The easiest way to do this is to simply not skimp on it- especially not at first; even if you feel that you emotionally unmotivated to perform it, it is important to force yourself to do so if, overall, it is genuinely what you want to do.
Often times, even, I have actually found that forcing myself to perform the aesthetic portion of my routine even when I feel badly helps to lift my mood and give me the emotional gumption I need to complete the rest of my daily tasks. A lot really can be said about the psychological good that looking put together can do for your motivation and confidence.
Dress shabbily and they remember the dress; dress impeccably and they remember the woman.
– Coco Chanel
More than these, though, is the importance of staying healthy. Adequately hydrating yourself, eating well, exercising regularly, and properly learning to take care of your body on the overall biological, aesthetic, and other levels is the core component to looking (and feeling) great in may ways. These, however, are not just limited to a 10 to 15 minute daily routine, but are lifestyle changes that must be considered and maintained for optimal health- which also happen to do wonders for your appearance as an enjoyable byproduct.

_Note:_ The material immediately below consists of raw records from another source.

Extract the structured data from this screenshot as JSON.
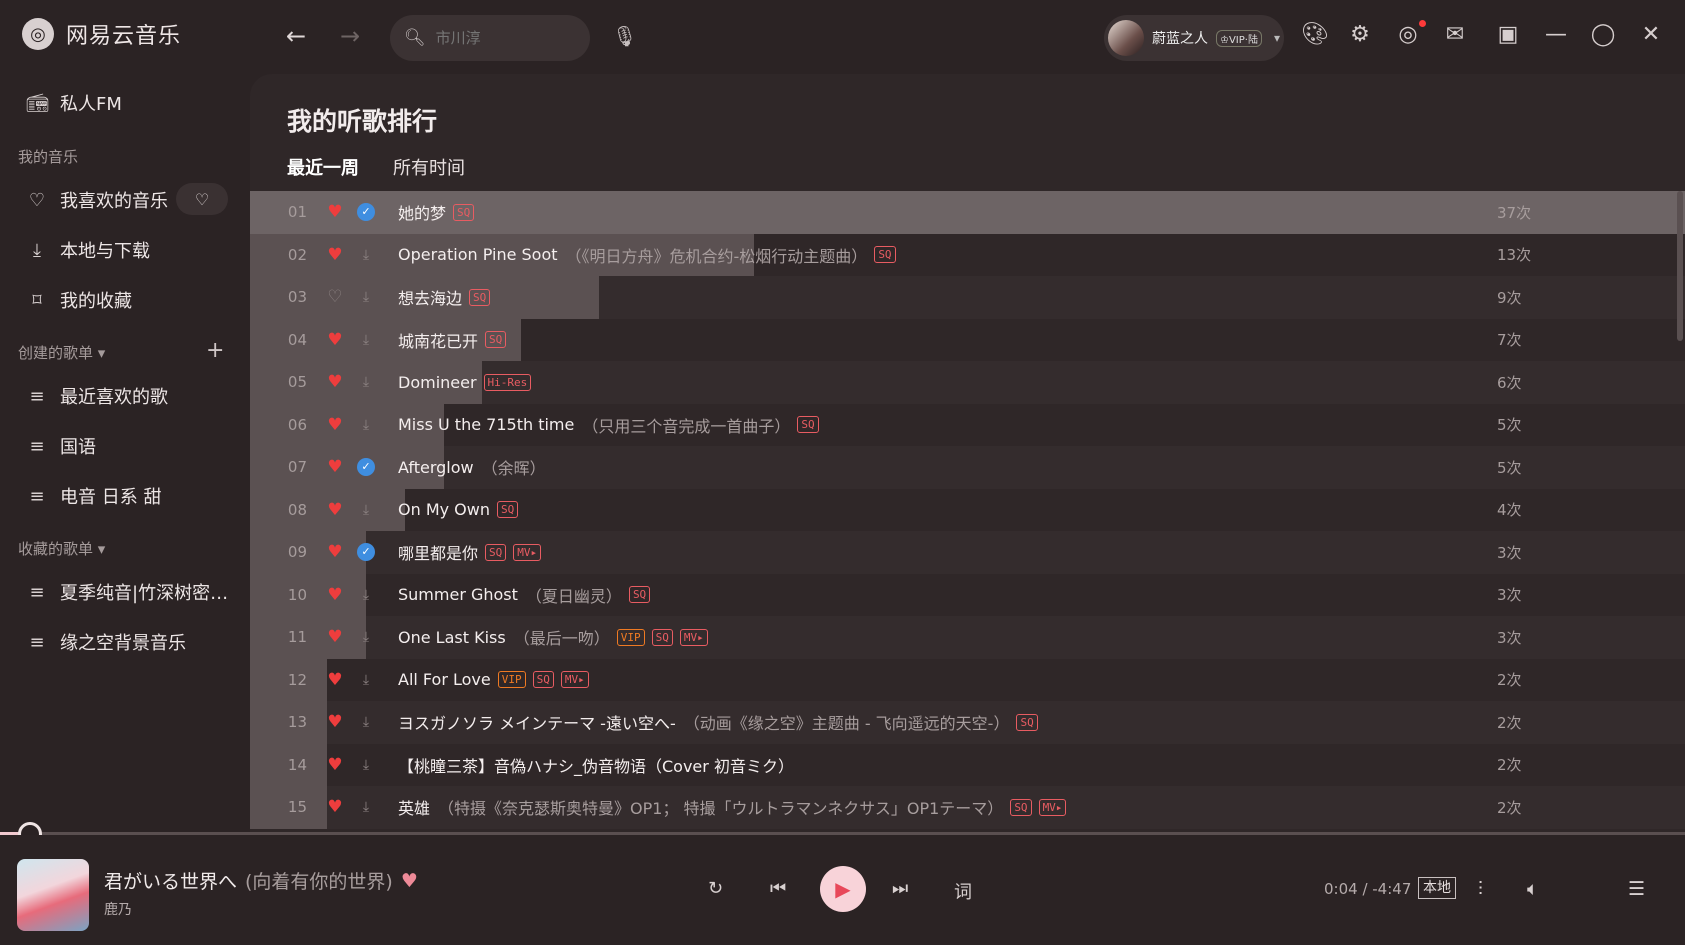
{
  "app": {
    "name": "网易云音乐",
    "logo_glyph": "◎"
  },
  "nav": {
    "back": "←",
    "forward": "→"
  },
  "search": {
    "placeholder": "市川淳",
    "icon": "🔍︎",
    "mic_icon": "🎙︎"
  },
  "user": {
    "name": "蔚蓝之人",
    "vip": "♔VIP·陆",
    "caret": "▾"
  },
  "top_icons": {
    "skin": "🎨︎",
    "settings": "⚙",
    "cloud": "◎",
    "mail": "✉",
    "miniplayer": "▣",
    "minimize": "—",
    "maximize": "◯",
    "close": "✕"
  },
  "sidebar": {
    "fm": {
      "label": "私人FM",
      "icon": "📻︎"
    },
    "section_my_music": "我的音乐",
    "liked": {
      "label": "我喜欢的音乐",
      "icon": "♡",
      "pill_icon": "♡"
    },
    "local": {
      "label": "本地与下载",
      "icon": "⤓"
    },
    "collect": {
      "label": "我的收藏",
      "icon": "⌑"
    },
    "section_created": "创建的歌单 ▾",
    "add_icon": "+",
    "created": [
      {
        "label": "最近喜欢的歌",
        "icon": "≡"
      },
      {
        "label": "国语",
        "icon": "≡"
      },
      {
        "label": "电音 日系 甜",
        "icon": "≡"
      }
    ],
    "section_collected": "收藏的歌单 ▾",
    "collected": [
      {
        "label": "夏季纯音|竹深树密…",
        "icon": "≡"
      },
      {
        "label": "缘之空背景音乐",
        "icon": "≡"
      }
    ]
  },
  "page": {
    "title": "我的听歌排行",
    "tabs": [
      "最近一周",
      "所有时间"
    ]
  },
  "songs": [
    {
      "no": "01",
      "liked": true,
      "downloaded": true,
      "title": "她的梦",
      "sub": "",
      "tags": [
        "SQ"
      ],
      "count": "37次",
      "ratio": 1.0
    },
    {
      "no": "02",
      "liked": true,
      "downloaded": false,
      "title": "Operation Pine Soot",
      "sub": "（《明日方舟》危机合约-松烟行动主题曲）",
      "tags": [
        "SQ"
      ],
      "count": "13次",
      "ratio": 0.351
    },
    {
      "no": "03",
      "liked": false,
      "downloaded": false,
      "title": "想去海边",
      "sub": "",
      "tags": [
        "SQ"
      ],
      "count": "9次",
      "ratio": 0.243
    },
    {
      "no": "04",
      "liked": true,
      "downloaded": false,
      "title": "城南花已开",
      "sub": "",
      "tags": [
        "SQ"
      ],
      "count": "7次",
      "ratio": 0.189
    },
    {
      "no": "05",
      "liked": true,
      "downloaded": false,
      "title": "Domineer",
      "sub": "",
      "tags": [
        "Hi-Res"
      ],
      "count": "6次",
      "ratio": 0.162
    },
    {
      "no": "06",
      "liked": true,
      "downloaded": false,
      "title": "Miss U the 715th time",
      "sub": "（只用三个音完成一首曲子）",
      "tags": [
        "SQ"
      ],
      "count": "5次",
      "ratio": 0.135
    },
    {
      "no": "07",
      "liked": true,
      "downloaded": true,
      "title": "Afterglow",
      "sub": "（余晖）",
      "tags": [],
      "count": "5次",
      "ratio": 0.135
    },
    {
      "no": "08",
      "liked": true,
      "downloaded": false,
      "title": "On My Own",
      "sub": "",
      "tags": [
        "SQ"
      ],
      "count": "4次",
      "ratio": 0.108
    },
    {
      "no": "09",
      "liked": true,
      "downloaded": true,
      "title": "哪里都是你",
      "sub": "",
      "tags": [
        "SQ",
        "MV▸"
      ],
      "count": "3次",
      "ratio": 0.081
    },
    {
      "no": "10",
      "liked": true,
      "downloaded": false,
      "title": "Summer Ghost",
      "sub": "（夏日幽灵）",
      "tags": [
        "SQ"
      ],
      "count": "3次",
      "ratio": 0.081
    },
    {
      "no": "11",
      "liked": true,
      "downloaded": false,
      "title": "One Last Kiss",
      "sub": "（最后一吻）",
      "tags": [
        "VIP",
        "SQ",
        "MV▸"
      ],
      "count": "3次",
      "ratio": 0.081
    },
    {
      "no": "12",
      "liked": true,
      "downloaded": false,
      "title": "All For Love",
      "sub": "",
      "tags": [
        "VIP",
        "SQ",
        "MV▸"
      ],
      "count": "2次",
      "ratio": 0.054
    },
    {
      "no": "13",
      "liked": true,
      "downloaded": false,
      "title": "ヨスガノソラ メインテーマ -遠い空へ-",
      "sub": "（动画《缘之空》主题曲 - 飞向遥远的天空-）",
      "tags": [
        "SQ"
      ],
      "count": "2次",
      "ratio": 0.054
    },
    {
      "no": "14",
      "liked": true,
      "downloaded": false,
      "title": "【桃瞳三茶】音偽ハナシ_伪音物语（Cover 初音ミク）",
      "sub": "",
      "tags": [],
      "count": "2次",
      "ratio": 0.054
    },
    {
      "no": "15",
      "liked": true,
      "downloaded": false,
      "title": "英雄",
      "sub": "（特摄《奈克瑟斯奥特曼》OP1； 特撮「ウルトラマンネクサス」OP1テーマ）",
      "tags": [
        "SQ",
        "MV▸"
      ],
      "count": "2次",
      "ratio": 0.054
    }
  ],
  "player": {
    "progress": 0.014,
    "title": "君がいる世界へ",
    "subtitle": "(向着有你的世界)",
    "heart": "♥",
    "artist": "鹿乃",
    "icons": {
      "mode": "↻",
      "prev": "⏮",
      "play": "▶",
      "next": "⏭",
      "lyrics": "词",
      "quality": "⫶",
      "volume": "🔈︎",
      "playlist": "☰"
    },
    "time": "0:04 / -4:47",
    "local_label": "本地"
  },
  "colors": {
    "accent": "#e8485a",
    "liked": "#ee3d3d",
    "downloaded": "#3f8ee0",
    "tag": "#e85c62",
    "vip": "#ef7a23"
  }
}
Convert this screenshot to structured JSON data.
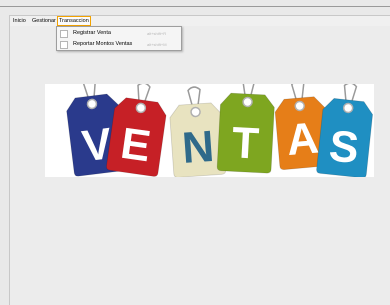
{
  "menubar": {
    "items": [
      "Inicio",
      "Gestionar",
      "Transaccion"
    ]
  },
  "dropdown": {
    "items": [
      {
        "label": "Registrar Venta",
        "accelerator": "alt+shift+R"
      },
      {
        "label": "Reportar Montos Ventas",
        "accelerator": "alt+shift+M"
      }
    ]
  },
  "banner": {
    "letters": [
      "V",
      "E",
      "N",
      "T",
      "A",
      "S"
    ],
    "tag_colors": [
      "#2a3a8c",
      "#c62026",
      "#e8e3c0",
      "#7ea620",
      "#e67e18",
      "#1f8fc2"
    ],
    "letter_colors": [
      "#ffffff",
      "#ffffff",
      "#2f6a8a",
      "#ffffff",
      "#ffffff",
      "#ffffff"
    ]
  }
}
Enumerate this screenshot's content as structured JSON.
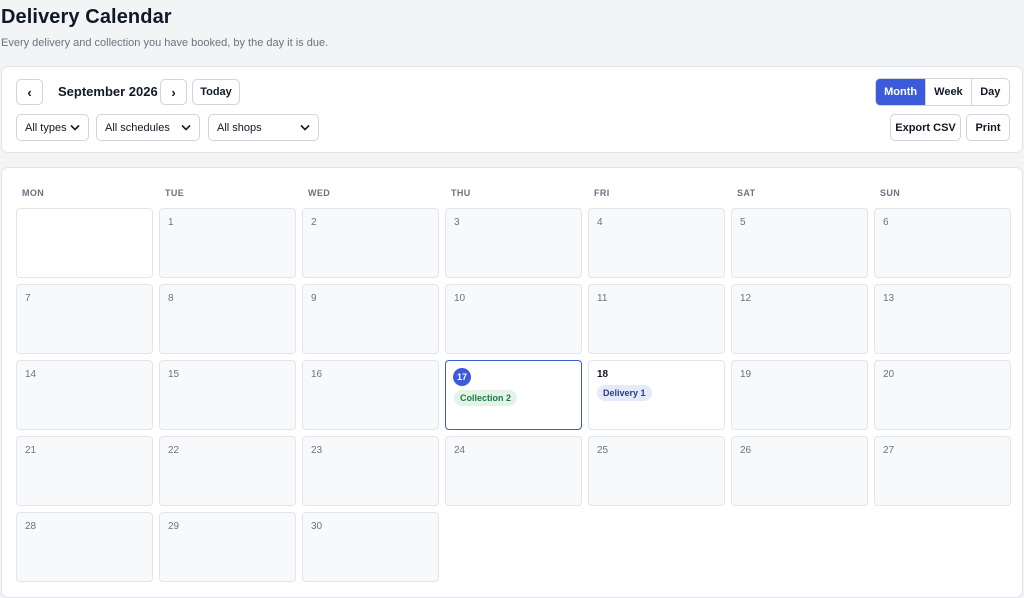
{
  "page": {
    "title": "Delivery Calendar",
    "subtitle": "Every delivery and collection you have booked, by the day it is due."
  },
  "toolbar": {
    "prev_label": "‹",
    "next_label": "›",
    "month_label": "September 2026",
    "today_label": "Today",
    "filters": [
      {
        "selected": "All types"
      },
      {
        "selected": "All schedules"
      },
      {
        "selected": "All shops"
      }
    ],
    "views": [
      {
        "label": "Month",
        "active": true
      },
      {
        "label": "Week",
        "active": false
      },
      {
        "label": "Day",
        "active": false
      }
    ],
    "export_label": "Export CSV",
    "print_label": "Print"
  },
  "colors": {
    "accent": "#3b5bdb",
    "collection_bg": "#e3f3e8",
    "collection_text": "#1f7a43",
    "delivery_bg": "#e4e9fb",
    "delivery_text": "#2d3a8c"
  },
  "calendar": {
    "weekdays": [
      "MON",
      "TUE",
      "WED",
      "THU",
      "FRI",
      "SAT",
      "SUN"
    ],
    "first_weekday_offset": 1,
    "days_in_month": 30,
    "today": 17,
    "events": [
      {
        "day": 17,
        "label": "Collection 2",
        "kind": "collection"
      },
      {
        "day": 18,
        "label": "Delivery 1",
        "kind": "delivery"
      }
    ]
  }
}
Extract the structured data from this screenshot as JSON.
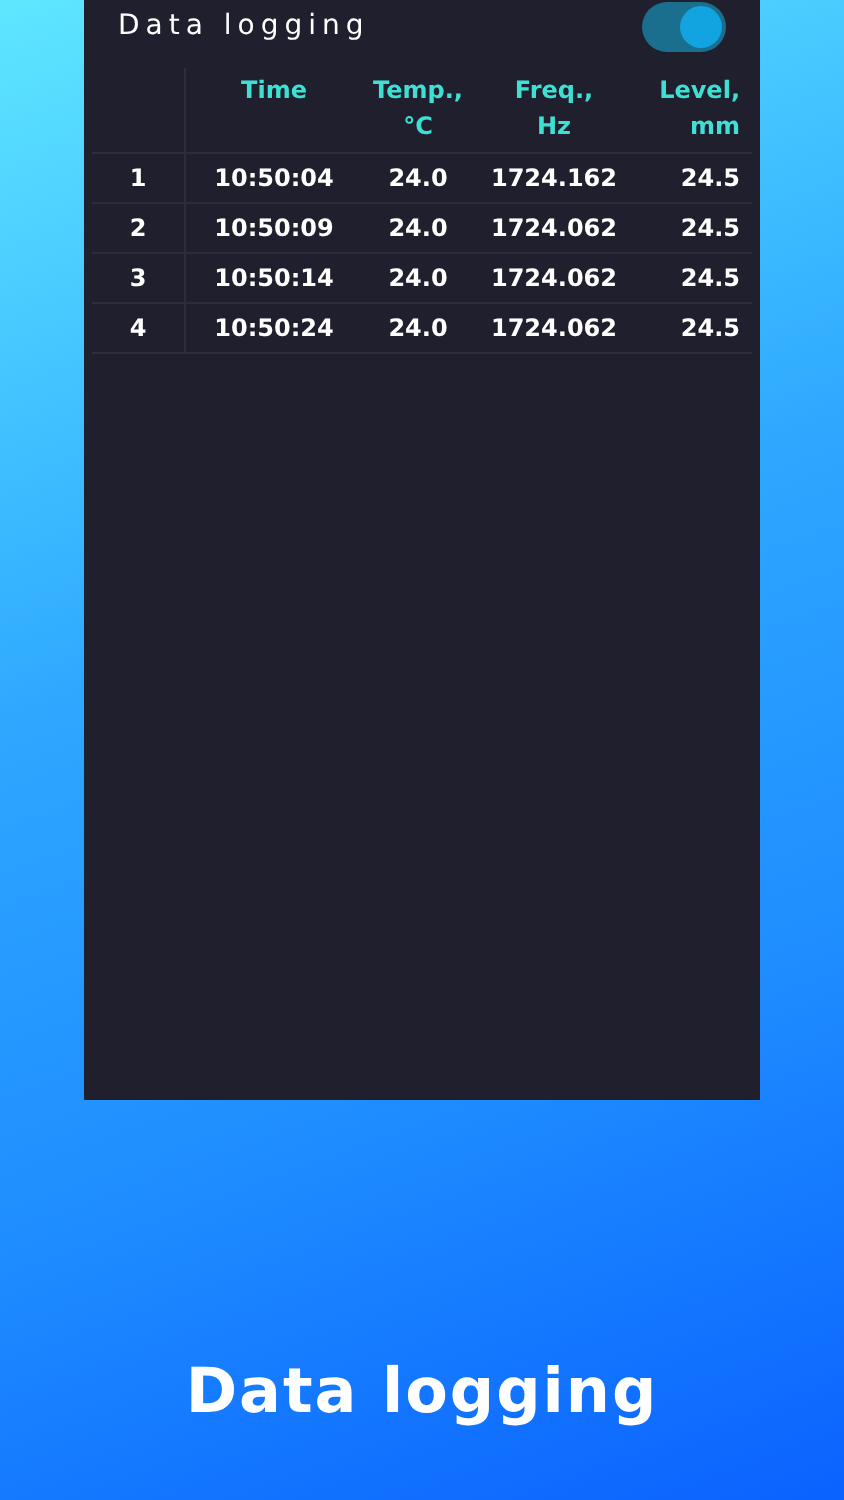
{
  "screen": {
    "title": "Data logging",
    "logging_toggle": {
      "on": true
    },
    "table": {
      "columns": [
        {
          "lines": [
            "Time"
          ]
        },
        {
          "lines": [
            "Temp.,",
            "°C"
          ]
        },
        {
          "lines": [
            "Freq.,",
            "Hz"
          ]
        },
        {
          "lines": [
            "Level,",
            "mm"
          ]
        }
      ],
      "rows": [
        {
          "index": "1",
          "time": "10:50:04",
          "temp": "24.0",
          "freq": "1724.162",
          "level": "24.5"
        },
        {
          "index": "2",
          "time": "10:50:09",
          "temp": "24.0",
          "freq": "1724.062",
          "level": "24.5"
        },
        {
          "index": "3",
          "time": "10:50:14",
          "temp": "24.0",
          "freq": "1724.062",
          "level": "24.5"
        },
        {
          "index": "4",
          "time": "10:50:24",
          "temp": "24.0",
          "freq": "1724.062",
          "level": "24.5"
        }
      ]
    }
  },
  "caption": "Data logging"
}
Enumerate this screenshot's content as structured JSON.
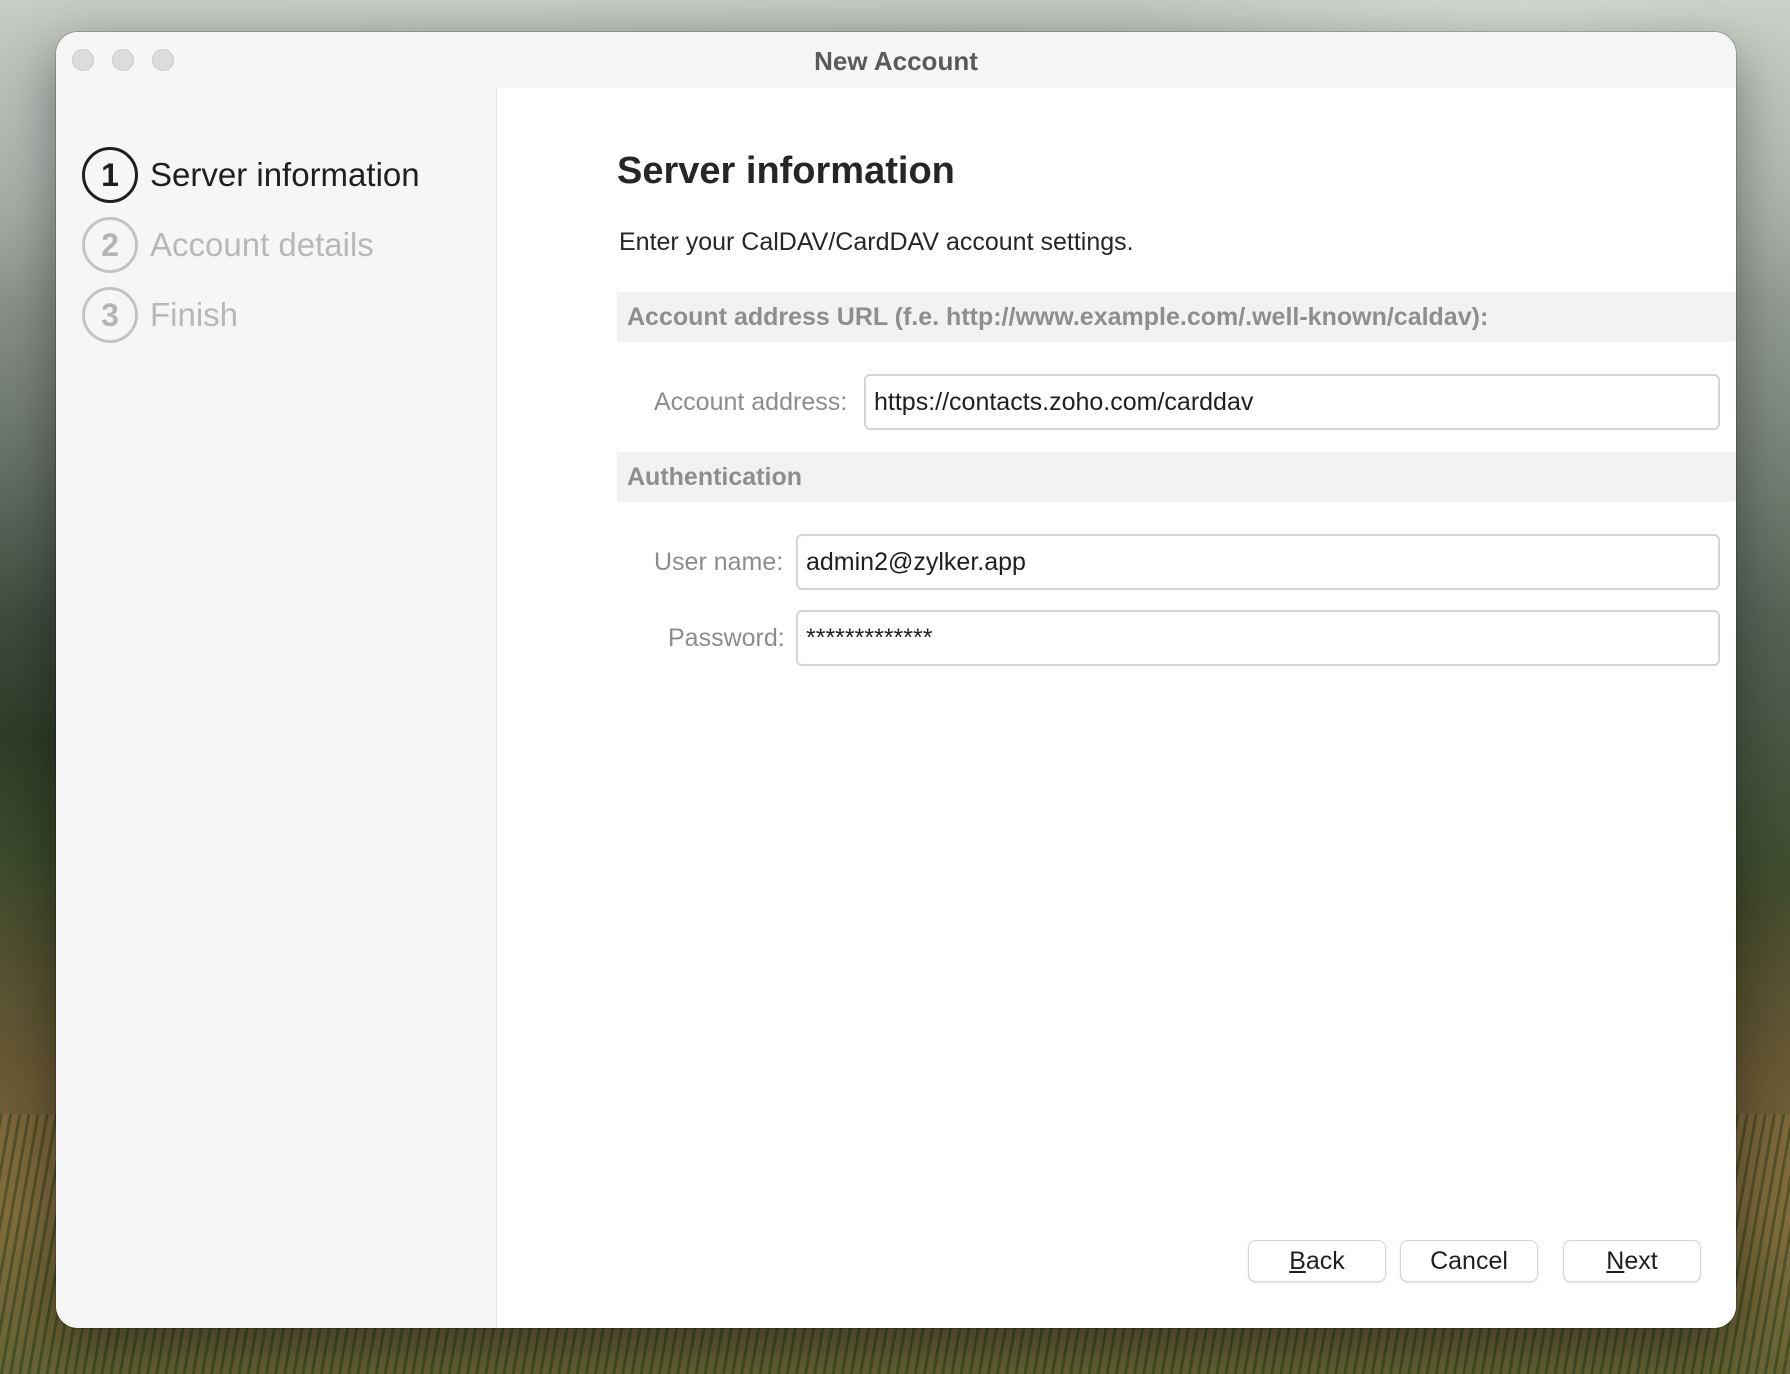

On another note, Jen but never Jenn has become a guilty pleasure of mine. There is an interesting series on her blog where the author attempted (temporarily) to live legitimately according to 1950’s lifestyle advice in 2010. The author writes candidly and humorously about her experiences- and you can view her articles concerning beauty and appearance (and her experiences with them) here and here.